disorder of the circulatory system apart, the other principal symptoms, 
viz. the tenderness of the epigastrium and left hypochondrium, the pre- 
cordial anxiety and oppression, the bilious vomitings, <&c. the yellowness of 
the conjunctiva, of the face, or of the whole surface of the body, are refer- 
able to the lesion of the three organs just mentioned. 

Treatment. — To undertake a strict analysis of the effects of remedies in 
so comparatively small a series of cases as that which forms the basis of this 
memoir, would probably be more wearisome than profitable. I shall there- 
fore here give a general account of the mode of treatment adopted not only 
in them, but in those which have come under my observation in the subse- 
quent years. 

General bleeding was not often resorted to. Indeed, comparatively few of 
the patients were admitted at that early stage of the disorder, when, according 
to the experience of some of the best practical writers, it is particularly useful, 
or in severe cases, even safe. Topical bleeding, on the contrary, by cups or 
leeches to the head and epigastrium, was often resorted to. To the latter 
region they were applied especially in cases where there was considerable 
pain and tenderness, and for the most part with the most decided benefit to 
these, as well as the other gastric symptoms. Besides this, when the irrita- 
tion of the stomach was considerable, the patient was confined to cold, acidu- 
lated drinks, as barley water with lemon juice, the effervescing draught, &c. 
Unless in cases, and they were not frequent, where there was already some 
diarrhoea, the bowels were freely evacuated by a brisk purgative, such as the 
sulphate of magnesia, alone or with senna. Even in typhoid fever, where 
the condition of the small intestine is such as has been supposed by many to 
contra-indicate the use of purgatives, the propriety of having recourse to 
them, is now advocated by some of those who formerly proscribed them; 
and the groundlessness of the fear entertained in reference to their deleterious 
effects admitted perhaps by almost all. But however plausible the objection 
to their use in typhoid fever, the same cannot be urged as regards remitting 
fever; for here, unless where there is some accidental complication, the small 
and large intestines present no evidences of inflammation, and on the con- 
trary, are quite healthy. Reasoning a priori, indeed, from the condition of 
the organs, we should infer that a revulsive and depletory action, exercised 



1842.] Stewardson on Remittent Fever. 295 

upon the mucous membrane of the alimentary canal, must be highly beneficial 
in relieving the inflammatory or congested condition of the stomach, spleen 
and liver, and the probable overloaded condition of the portal circulation; and 
experience, I think, is in accordance with this view.
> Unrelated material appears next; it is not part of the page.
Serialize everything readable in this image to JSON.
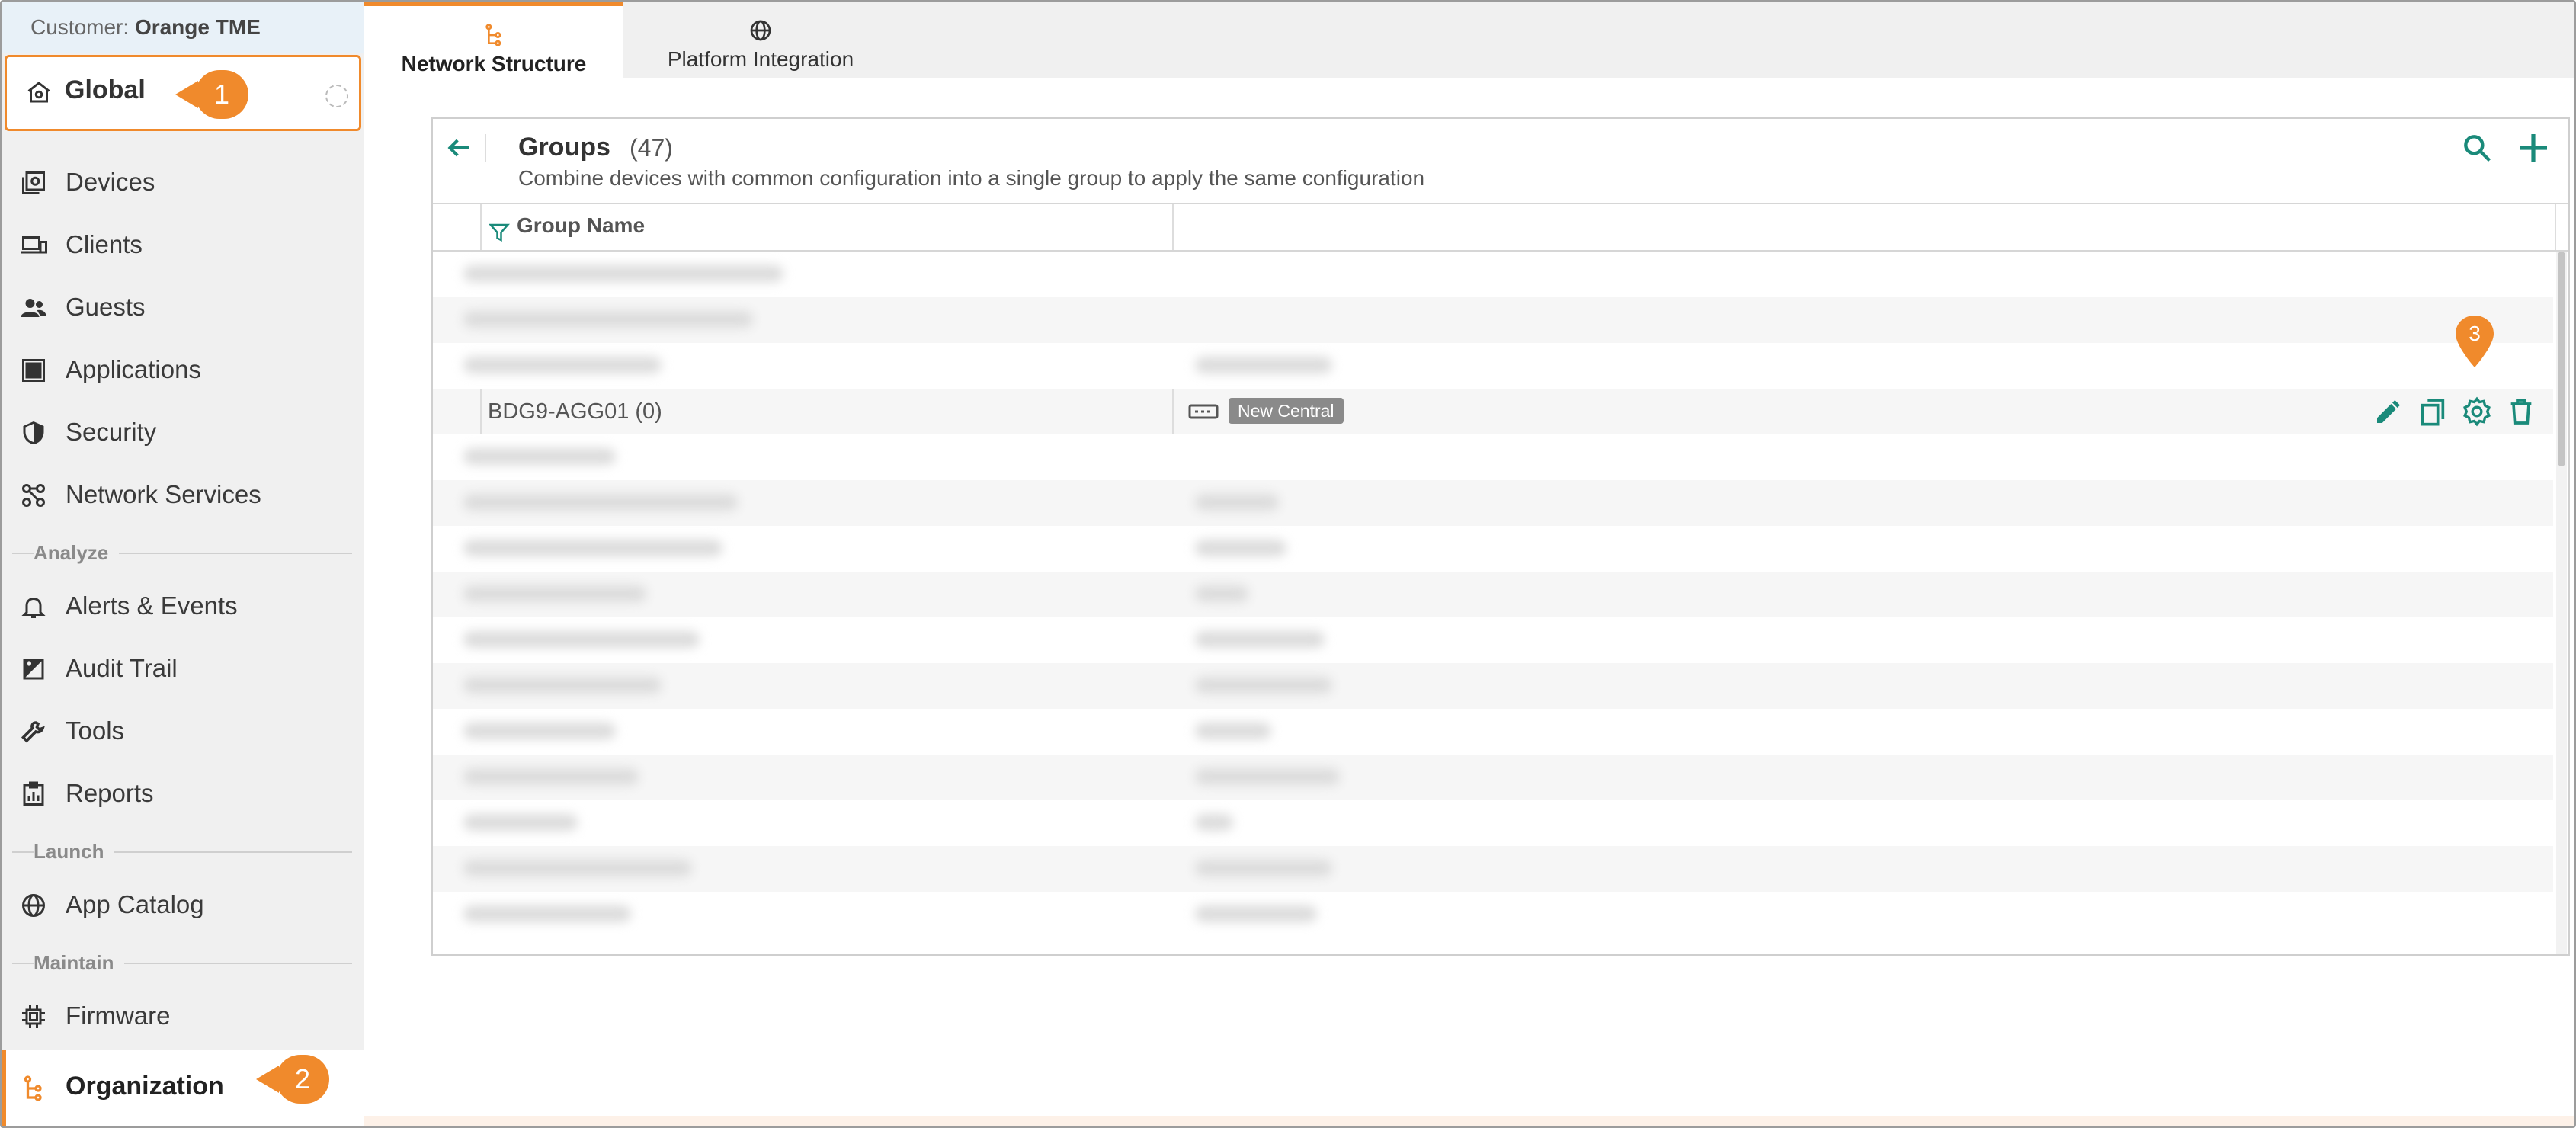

Of the peculiar advan- 
tages of calomel as a purgative, I cannot speak, having rarely employed it, 
being perfectly satisfied that it is liable to great abuse, and that in the ordi- 
nary forms of the disease in this climate,. its use is, at any rate, not espe- 
cially d